Volltext-Downloads (blau) und Frontdoor-Views (grau)
  • search hit 1 of 17
Back to Result List

Resource use of low-income households : approach for defining a decent lifestyle?

  • A decent, or sufficient, lifestyle is largely considered an important objective in terms of a sustainable future. However, there can be strongly varying definitions of what a decent lifestyle means. From a social sustainability point of view, a decent lifestyle can be defined as the minimum level of consumption ensuring an acceptable quality of life. From an ecological sustainability point of view, a decent lifestyle can be defined as a lifestyle that does not exceed the carrying capacity of nature in terms of natural resource use. The paper presents results of a study on the natural resource use of 18 single households belonging to the lowest income decile in Finland.
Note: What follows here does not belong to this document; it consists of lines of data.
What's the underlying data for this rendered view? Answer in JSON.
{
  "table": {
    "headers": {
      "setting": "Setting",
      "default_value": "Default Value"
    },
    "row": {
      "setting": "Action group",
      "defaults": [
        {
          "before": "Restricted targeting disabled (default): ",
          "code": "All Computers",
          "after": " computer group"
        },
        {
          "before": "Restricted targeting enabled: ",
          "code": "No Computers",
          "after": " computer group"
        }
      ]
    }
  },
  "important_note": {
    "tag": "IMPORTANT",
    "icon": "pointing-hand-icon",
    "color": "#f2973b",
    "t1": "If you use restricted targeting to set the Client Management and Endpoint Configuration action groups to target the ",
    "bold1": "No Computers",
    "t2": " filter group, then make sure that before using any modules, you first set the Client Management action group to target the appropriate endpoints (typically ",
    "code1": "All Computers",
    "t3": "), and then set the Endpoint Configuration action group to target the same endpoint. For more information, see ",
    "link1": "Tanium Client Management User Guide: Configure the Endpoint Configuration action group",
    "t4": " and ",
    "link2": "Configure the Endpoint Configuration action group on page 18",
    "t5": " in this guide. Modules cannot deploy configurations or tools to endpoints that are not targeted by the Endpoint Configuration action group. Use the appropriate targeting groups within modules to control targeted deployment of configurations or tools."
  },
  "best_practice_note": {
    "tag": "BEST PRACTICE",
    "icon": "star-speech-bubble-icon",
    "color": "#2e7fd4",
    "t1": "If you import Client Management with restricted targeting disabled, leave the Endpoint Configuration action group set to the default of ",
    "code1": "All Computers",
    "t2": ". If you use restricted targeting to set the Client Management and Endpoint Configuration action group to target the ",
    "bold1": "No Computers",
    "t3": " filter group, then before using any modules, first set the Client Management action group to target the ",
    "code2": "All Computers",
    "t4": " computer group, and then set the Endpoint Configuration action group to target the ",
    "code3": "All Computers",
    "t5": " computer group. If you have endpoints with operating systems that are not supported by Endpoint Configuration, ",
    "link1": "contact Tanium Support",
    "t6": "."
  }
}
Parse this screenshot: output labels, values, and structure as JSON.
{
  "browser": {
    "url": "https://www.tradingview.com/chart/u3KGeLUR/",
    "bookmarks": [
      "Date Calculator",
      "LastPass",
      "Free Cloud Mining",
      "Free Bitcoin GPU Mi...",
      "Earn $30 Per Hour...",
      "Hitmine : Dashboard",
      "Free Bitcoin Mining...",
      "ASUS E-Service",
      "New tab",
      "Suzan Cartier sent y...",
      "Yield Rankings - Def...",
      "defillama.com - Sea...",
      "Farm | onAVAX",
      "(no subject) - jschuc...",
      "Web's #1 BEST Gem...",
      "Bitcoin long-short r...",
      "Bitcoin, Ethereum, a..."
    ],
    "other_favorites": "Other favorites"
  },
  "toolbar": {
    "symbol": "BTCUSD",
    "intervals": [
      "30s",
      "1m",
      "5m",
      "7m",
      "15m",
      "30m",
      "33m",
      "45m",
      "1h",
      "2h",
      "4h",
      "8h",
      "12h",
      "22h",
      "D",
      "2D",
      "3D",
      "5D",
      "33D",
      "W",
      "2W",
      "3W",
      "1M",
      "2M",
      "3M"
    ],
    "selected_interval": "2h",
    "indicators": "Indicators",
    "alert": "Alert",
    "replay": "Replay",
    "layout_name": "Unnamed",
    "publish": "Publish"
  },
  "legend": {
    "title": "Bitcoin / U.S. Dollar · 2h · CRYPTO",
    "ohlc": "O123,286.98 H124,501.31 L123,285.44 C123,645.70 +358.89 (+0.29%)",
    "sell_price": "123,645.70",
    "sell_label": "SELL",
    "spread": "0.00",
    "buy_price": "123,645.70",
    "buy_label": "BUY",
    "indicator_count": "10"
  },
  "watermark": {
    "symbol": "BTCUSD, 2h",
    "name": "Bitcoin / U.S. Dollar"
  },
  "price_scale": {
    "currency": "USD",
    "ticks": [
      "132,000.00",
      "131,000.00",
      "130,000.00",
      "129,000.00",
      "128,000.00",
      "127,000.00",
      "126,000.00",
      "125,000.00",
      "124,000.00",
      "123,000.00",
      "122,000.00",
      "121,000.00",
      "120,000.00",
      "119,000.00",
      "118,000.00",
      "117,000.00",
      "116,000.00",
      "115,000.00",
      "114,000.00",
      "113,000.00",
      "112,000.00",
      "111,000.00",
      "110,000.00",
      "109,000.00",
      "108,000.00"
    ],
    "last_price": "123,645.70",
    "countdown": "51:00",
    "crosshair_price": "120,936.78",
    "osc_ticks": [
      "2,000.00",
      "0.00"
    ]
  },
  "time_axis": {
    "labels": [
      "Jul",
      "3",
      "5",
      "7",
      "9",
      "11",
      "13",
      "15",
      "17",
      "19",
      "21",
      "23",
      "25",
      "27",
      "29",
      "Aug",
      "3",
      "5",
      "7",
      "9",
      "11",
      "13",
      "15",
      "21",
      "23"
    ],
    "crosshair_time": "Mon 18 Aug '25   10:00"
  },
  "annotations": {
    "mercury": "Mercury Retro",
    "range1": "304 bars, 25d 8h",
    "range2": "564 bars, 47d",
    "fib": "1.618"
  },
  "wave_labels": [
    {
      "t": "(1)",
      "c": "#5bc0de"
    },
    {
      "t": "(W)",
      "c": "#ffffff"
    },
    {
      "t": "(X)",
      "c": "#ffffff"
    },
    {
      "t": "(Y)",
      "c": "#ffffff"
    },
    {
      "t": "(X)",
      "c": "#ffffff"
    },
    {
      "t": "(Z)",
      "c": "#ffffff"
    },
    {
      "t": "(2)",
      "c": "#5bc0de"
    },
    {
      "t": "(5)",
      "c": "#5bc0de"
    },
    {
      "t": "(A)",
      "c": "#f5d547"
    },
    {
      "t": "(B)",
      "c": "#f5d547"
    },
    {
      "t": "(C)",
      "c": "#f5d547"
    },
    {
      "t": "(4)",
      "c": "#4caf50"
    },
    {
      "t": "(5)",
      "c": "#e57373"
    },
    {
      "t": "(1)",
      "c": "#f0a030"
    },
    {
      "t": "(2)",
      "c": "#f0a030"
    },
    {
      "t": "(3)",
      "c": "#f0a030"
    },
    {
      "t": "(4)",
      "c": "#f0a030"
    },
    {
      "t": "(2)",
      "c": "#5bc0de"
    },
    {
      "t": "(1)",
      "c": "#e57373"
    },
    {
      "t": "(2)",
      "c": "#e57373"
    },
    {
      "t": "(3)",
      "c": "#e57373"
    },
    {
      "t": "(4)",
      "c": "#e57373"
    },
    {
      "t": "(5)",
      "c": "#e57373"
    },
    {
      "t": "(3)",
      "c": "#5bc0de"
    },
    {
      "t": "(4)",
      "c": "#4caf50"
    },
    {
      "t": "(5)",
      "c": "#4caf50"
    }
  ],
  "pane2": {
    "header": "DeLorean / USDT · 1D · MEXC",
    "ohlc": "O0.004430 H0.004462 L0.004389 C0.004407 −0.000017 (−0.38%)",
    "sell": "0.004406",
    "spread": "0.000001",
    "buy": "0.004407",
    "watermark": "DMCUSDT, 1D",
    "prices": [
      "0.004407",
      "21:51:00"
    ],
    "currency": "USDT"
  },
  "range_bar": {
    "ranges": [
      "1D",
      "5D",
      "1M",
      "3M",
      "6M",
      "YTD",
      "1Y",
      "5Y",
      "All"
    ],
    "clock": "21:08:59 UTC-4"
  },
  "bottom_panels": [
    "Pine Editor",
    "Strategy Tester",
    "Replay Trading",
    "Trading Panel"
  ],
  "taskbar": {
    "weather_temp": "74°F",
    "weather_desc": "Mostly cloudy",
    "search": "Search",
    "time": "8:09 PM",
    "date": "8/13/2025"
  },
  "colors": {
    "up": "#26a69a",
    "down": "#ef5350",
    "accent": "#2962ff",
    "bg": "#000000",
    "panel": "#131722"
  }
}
The yearly "material footprint" of each household was calculated on theA decent, or sufficient, lifestyle is largely considered an important objective in terms of a sustainable future. However, there can be strongly varying definitions of what a decent lifestyle means. From a social sustainability point of view, a decent lifestyle can be defined as the minimum level of consumption ensuring an acceptable quality of life. From an ecological sustainability point of view, a decent lifestyle can be defined as a lifestyle that does not exceed the carrying capacity of nature in terms of natural resource use. The paper presents results of a study on the natural resource use of 18 single households belonging to the lowest income decile in Finland. The yearly "material footprint" of each household was calculated on the basis of the data gathered in a questionnaire and two interviews. The results show that the natural resource use of the participating households was lower than the one of the average consumer. Furthermore, 12 of 18 households had a smaller material footprint than the "decent minimum" reference budget defined by a consumer panel. However, the resource use of all the households and lifestyles studied is still higher than long-term ecological sustainability would require. The paper concludes that the material footprint is a suitable approach for defining and measuring a decent lifestyle and provides valuable information on how to dematerialize societies towards sustainability.show moreshow less

Export metadata

Additional Services

Share in Twitter    Search Google Scholar    frontdoor_oas
Metadaten
Document Type:Peer-Reviewed Article
Author:Michael Lettenmeier, Satu Lähteenoja, Tuuli Hirvilammi, Senja Laakso
Year of Publication:2014
Language:English
Source Title (English):Science of the total environment
DOI:https://doi.org/10.1016/j.scitotenv.2013.11.048
Volume:481
First Page:681
Last Page:684
Division:Nachhaltiges Produzieren und Konsumieren
Dewey Decimal Classification:300 Sozialwissenschaften